Aim of the exercise: Omit the pictures, then write out every entry exactly as it reads.

Data in this exercise:
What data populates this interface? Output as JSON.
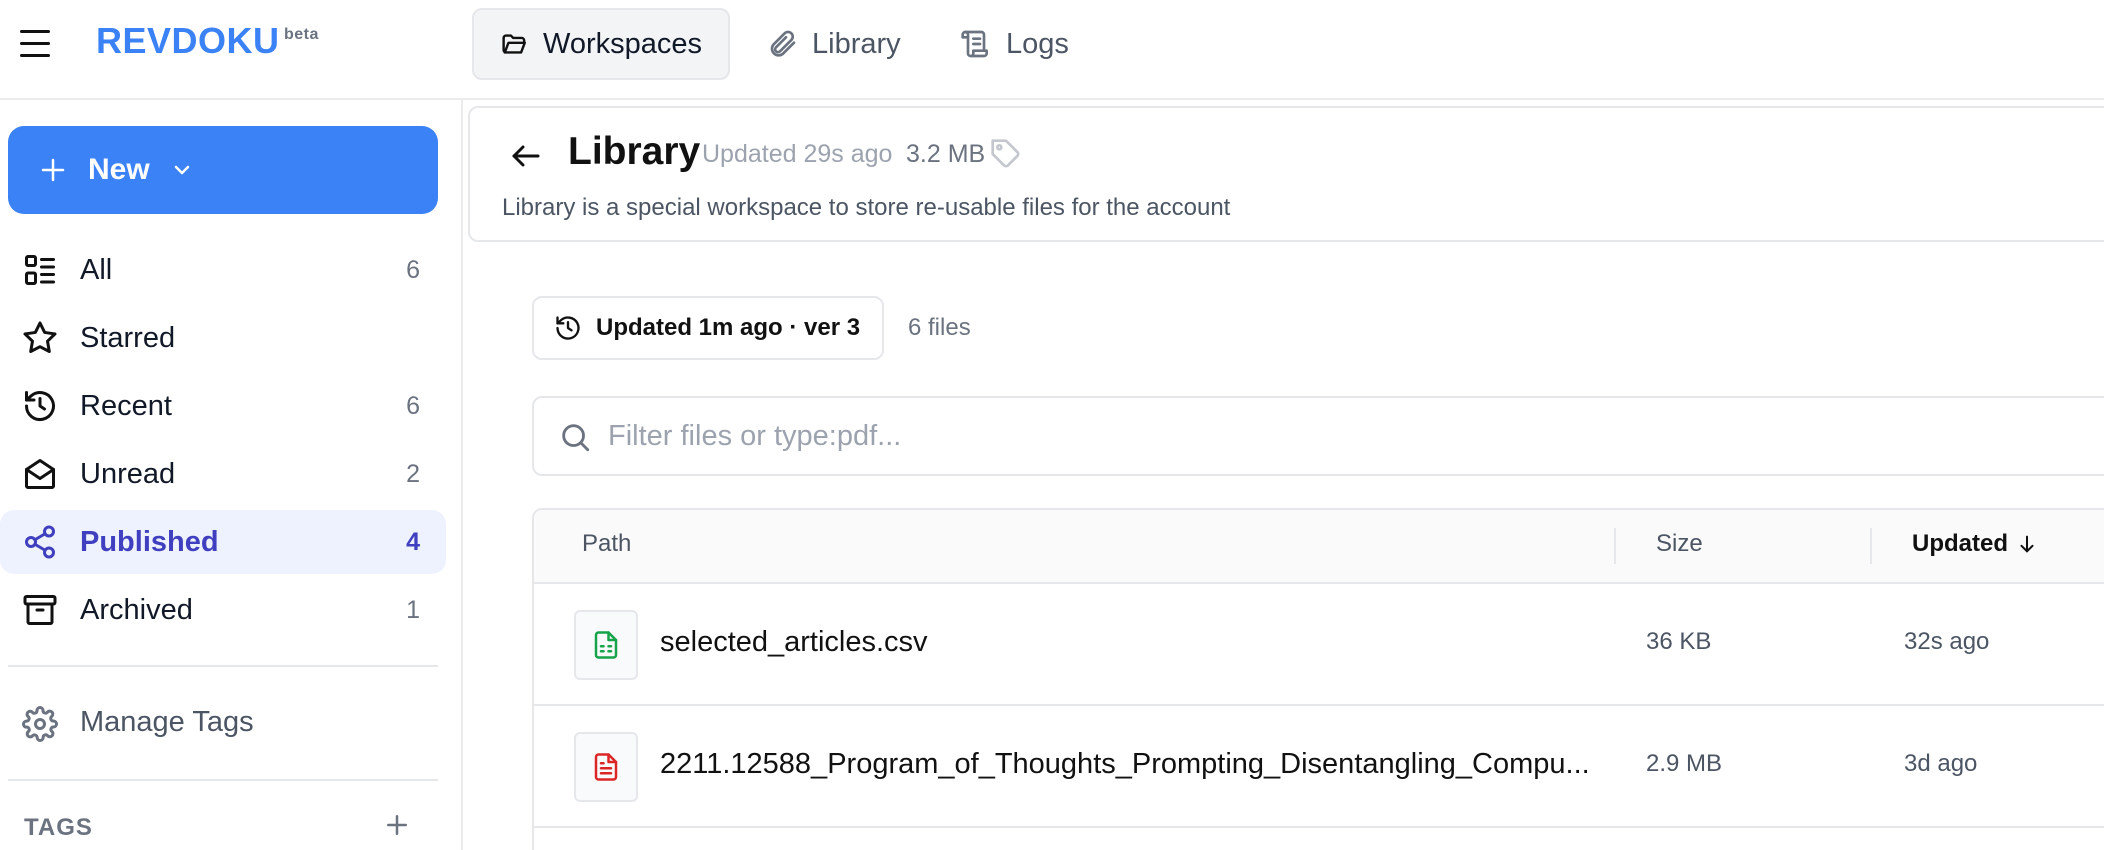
{
  "app": {
    "logo": "REVDOKU",
    "badge": "beta"
  },
  "top_tabs": [
    {
      "label": "Workspaces",
      "icon": "folder-open-icon",
      "active": true
    },
    {
      "label": "Library",
      "icon": "paperclip-icon"
    },
    {
      "label": "Logs",
      "icon": "scroll-icon"
    }
  ],
  "sidebar": {
    "new_button": "New",
    "items": [
      {
        "label": "All",
        "count": "6",
        "icon": "list-icon"
      },
      {
        "label": "Starred",
        "count": "",
        "icon": "star-icon"
      },
      {
        "label": "Recent",
        "count": "6",
        "icon": "history-icon"
      },
      {
        "label": "Unread",
        "count": "2",
        "icon": "mail-open-icon"
      },
      {
        "label": "Published",
        "count": "4",
        "icon": "share-icon",
        "active": true
      },
      {
        "label": "Archived",
        "count": "1",
        "icon": "archive-icon"
      }
    ],
    "manage_tags": "Manage Tags",
    "tags_header": "TAGS"
  },
  "library": {
    "title": "Library",
    "updated": "Updated 29s ago",
    "size": "3.2 MB",
    "description": "Library is a special workspace to store re-usable files for the account"
  },
  "version": {
    "label": "Updated 1m ago · ver 3",
    "file_count": "6 files"
  },
  "search": {
    "placeholder": "Filter files or type:pdf...",
    "value": ""
  },
  "table": {
    "columns": {
      "path": "Path",
      "size": "Size",
      "updated": "Updated"
    },
    "rows": [
      {
        "name": "selected_articles.csv",
        "size": "36 KB",
        "updated": "32s ago",
        "type": "csv",
        "color": "#16a34a"
      },
      {
        "name": "2211.12588_Program_of_Thoughts_Prompting_Disentangling_Compu...",
        "size": "2.9 MB",
        "updated": "3d ago",
        "type": "pdf",
        "color": "#dc2626"
      }
    ]
  },
  "colors": {
    "accent": "#3b82f6",
    "active_nav": "#3f3fbf"
  }
}
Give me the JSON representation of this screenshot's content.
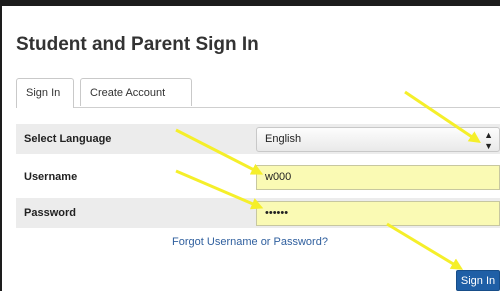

Worked solution:
What data populates this interface? Output as JSON.
{
  "app": {
    "logo": "REVDOKU",
    "badge": "beta"
  },
  "top_tabs": [
    {
      "label": "Workspaces",
      "icon": "folder-open-icon",
      "active": true
    },
    {
      "label": "Library",
      "icon": "paperclip-icon"
    },
    {
      "label": "Logs",
      "icon": "scroll-icon"
    }
  ],
  "sidebar": {
    "new_button": "New",
    "items": [
      {
        "label": "All",
        "count": "6",
        "icon": "list-icon"
      },
      {
        "label": "Starred",
        "count": "",
        "icon": "star-icon"
      },
      {
        "label": "Recent",
        "count": "6",
        "icon": "history-icon"
      },
      {
        "label": "Unread",
        "count": "2",
        "icon": "mail-open-icon"
      },
      {
        "label": "Published",
        "count": "4",
        "icon": "share-icon",
        "active": true
      },
      {
        "label": "Archived",
        "count": "1",
        "icon": "archive-icon"
      }
    ],
    "manage_tags": "Manage Tags",
    "tags_header": "TAGS"
  },
  "library": {
    "title": "Library",
    "updated": "Updated 29s ago",
    "size": "3.2 MB",
    "description": "Library is a special workspace to store re-usable files for the account"
  },
  "version": {
    "label": "Updated 1m ago · ver 3",
    "file_count": "6 files"
  },
  "search": {
    "placeholder": "Filter files or type:pdf...",
    "value": ""
  },
  "table": {
    "columns": {
      "path": "Path",
      "size": "Size",
      "updated": "Updated"
    },
    "rows": [
      {
        "name": "selected_articles.csv",
        "size": "36 KB",
        "updated": "32s ago",
        "type": "csv",
        "color": "#16a34a"
      },
      {
        "name": "2211.12588_Program_of_Thoughts_Prompting_Disentangling_Compu...",
        "size": "2.9 MB",
        "updated": "3d ago",
        "type": "pdf",
        "color": "#dc2626"
      }
    ]
  },
  "colors": {
    "accent": "#3b82f6",
    "active_nav": "#3f3fbf"
  }
}
Give me the JSON representation of this screenshot's content.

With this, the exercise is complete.